Wednesday was our first discipleship group since school began, and I have an outstanding group of girls this year. I felt like we bonded quickly as we laughed our way through a game of telephone charades, examined this year’s text (McDowell’s More than a Carpenter), and explored the purposes and goals of discipleship groups. We had some great interaction and time to pray for one another.
Our discussion of discipleship groups in general led to reminiscing about topics from previous years. One girl mentioned the modesty theme from two years ago, and both seniors rolled their eyes and groaned. “The only thing we talked about in girls’ chapels for the first three years I was here was modesty,” said one of the seniors. “I got so sick and tired of hearing about it. It made me feel rebellious. It actually made me want to dress immodestly.”
I knew exactly how she felt. All four years at my Christian college, I could confidently expect that every month I would hear about exactly how much of my body I could expose. Sometimes I would hear about the Biblical reasons behind modesty, but mostly it was a pragmatic lesson in selecting the right shirts, shorts, and skirts.
I understood why they did it then, and I understand it even better now, as a teacher. Immodesty is the most noticeable and (at least in theory) easily correctable of female problems. Some girls don’t have the first clue how men’s minds work, and they think they’re being “cute” when they don miniskirts and halter tops. The messages they are sending are as destructive to these young women’s futures as they are to our Christian men’s minds. It’s even worse to watch the girls who know exactly what they’re doing with their seductive dress, girls who are willing sacrifice their dignity and self-respect in exchange for attention.
However, in both communities in which I have seen the modesty message pounded into the ground, immodesty has been by far the exception rather than the norm. And I think that the effects of overemphasizing this message are more harmful to the majority than they are helpful to the minority. The problem is that harping on modesty alone, at the expense of talking about other urgent issues facing girls today, sends the message that young women’s bodies and their appearance before men is the only thing that matters about them.
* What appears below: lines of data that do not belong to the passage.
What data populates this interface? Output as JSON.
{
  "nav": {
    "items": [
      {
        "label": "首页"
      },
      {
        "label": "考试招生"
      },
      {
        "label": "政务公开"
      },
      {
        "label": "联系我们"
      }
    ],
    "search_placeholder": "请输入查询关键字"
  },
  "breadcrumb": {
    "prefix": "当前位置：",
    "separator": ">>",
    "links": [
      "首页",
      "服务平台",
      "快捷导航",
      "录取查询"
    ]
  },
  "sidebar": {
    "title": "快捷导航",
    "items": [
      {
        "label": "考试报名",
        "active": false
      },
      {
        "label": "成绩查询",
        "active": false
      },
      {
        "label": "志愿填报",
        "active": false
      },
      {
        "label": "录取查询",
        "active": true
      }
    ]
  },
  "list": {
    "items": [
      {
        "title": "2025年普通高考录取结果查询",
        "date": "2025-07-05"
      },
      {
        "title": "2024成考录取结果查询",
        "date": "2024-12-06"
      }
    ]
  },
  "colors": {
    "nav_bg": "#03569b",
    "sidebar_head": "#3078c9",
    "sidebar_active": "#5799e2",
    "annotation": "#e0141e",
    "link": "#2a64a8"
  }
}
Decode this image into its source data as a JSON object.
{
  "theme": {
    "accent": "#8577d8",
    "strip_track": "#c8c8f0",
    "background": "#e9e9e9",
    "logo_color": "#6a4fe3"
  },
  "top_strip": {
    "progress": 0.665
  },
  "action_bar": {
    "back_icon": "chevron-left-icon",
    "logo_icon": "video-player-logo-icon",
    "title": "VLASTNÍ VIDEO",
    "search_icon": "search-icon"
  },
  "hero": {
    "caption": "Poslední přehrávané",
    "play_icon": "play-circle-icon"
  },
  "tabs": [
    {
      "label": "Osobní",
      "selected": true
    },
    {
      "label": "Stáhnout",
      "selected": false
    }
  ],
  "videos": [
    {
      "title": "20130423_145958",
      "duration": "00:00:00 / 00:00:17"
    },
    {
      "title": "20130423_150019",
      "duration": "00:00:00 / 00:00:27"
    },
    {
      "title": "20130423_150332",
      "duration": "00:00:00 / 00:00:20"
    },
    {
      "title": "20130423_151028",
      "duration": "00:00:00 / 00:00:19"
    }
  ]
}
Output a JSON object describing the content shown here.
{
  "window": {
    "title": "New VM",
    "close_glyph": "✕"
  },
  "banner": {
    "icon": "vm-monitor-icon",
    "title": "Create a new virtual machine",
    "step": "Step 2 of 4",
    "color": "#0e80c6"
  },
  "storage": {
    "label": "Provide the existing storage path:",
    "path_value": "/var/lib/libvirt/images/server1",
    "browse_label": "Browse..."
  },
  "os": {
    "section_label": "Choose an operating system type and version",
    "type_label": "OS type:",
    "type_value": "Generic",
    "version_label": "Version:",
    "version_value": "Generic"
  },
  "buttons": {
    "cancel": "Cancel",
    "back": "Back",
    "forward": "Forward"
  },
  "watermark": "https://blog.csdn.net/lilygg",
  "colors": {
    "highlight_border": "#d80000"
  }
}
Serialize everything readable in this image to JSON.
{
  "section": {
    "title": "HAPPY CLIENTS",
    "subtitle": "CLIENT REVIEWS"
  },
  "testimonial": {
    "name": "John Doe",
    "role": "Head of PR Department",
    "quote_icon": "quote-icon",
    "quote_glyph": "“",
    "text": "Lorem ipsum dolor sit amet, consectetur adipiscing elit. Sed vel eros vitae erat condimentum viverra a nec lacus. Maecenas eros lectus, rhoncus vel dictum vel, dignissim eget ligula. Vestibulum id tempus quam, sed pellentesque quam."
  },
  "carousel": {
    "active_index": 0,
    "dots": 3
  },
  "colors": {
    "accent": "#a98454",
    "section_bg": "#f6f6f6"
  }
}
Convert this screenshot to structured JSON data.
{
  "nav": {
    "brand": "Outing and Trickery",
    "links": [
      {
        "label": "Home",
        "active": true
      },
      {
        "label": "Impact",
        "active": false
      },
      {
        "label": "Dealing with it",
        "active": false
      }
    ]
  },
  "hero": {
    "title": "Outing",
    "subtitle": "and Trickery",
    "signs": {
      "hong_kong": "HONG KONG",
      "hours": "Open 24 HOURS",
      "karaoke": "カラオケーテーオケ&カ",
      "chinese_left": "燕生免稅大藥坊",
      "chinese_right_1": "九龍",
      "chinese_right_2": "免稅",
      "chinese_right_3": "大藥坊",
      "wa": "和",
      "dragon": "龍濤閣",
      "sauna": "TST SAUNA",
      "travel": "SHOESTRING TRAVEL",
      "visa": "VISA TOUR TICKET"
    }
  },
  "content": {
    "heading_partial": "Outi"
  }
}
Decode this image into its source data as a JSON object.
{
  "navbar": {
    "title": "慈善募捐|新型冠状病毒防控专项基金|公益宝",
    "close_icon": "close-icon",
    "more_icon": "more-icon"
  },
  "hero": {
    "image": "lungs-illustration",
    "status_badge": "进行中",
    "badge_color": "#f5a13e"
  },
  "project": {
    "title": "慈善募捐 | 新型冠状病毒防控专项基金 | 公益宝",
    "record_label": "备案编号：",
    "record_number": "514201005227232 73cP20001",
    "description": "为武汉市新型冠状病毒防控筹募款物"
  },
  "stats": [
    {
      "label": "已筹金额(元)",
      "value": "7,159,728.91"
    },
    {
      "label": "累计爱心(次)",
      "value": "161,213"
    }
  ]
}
Not their brilliant and creative minds. Not their vulnerable feminine emotions. Not their strong, persevering wills. Not their immortal souls. Their bodies. Young women already obsess enough over their bodies. Don’t we want to avoid encouraging or adding to this fixation?
Our approach must address the whole woman: body, mind and soul. We must help our girls take a stand against a tidal wave of culture that tells them that they are worth no more than the labels on the clothes and the makeup on their faces. We must call them to fulfill their unique, God-given roles in churches, homes and schools. We must prepare them to grow in strong, beautiful, confident, faithful, Godly women who know what it means to bring every aspect of their lives into subjection to Christ.
In all honesty, I have never witnessed those modesty talks make any difference in how girls dress. But I have seen young women come to know Christ. I have watched the Holy Spirit bring girls to repentance and faith, and I have watched that saving faith transform every aspect of those girls’ lives, including the way they dress. Sometimes, modesty needs to be addressed. But let’s put the main emphasis where it ought to be: on the eternal soul rather than on these earthly tents that are being destroyed.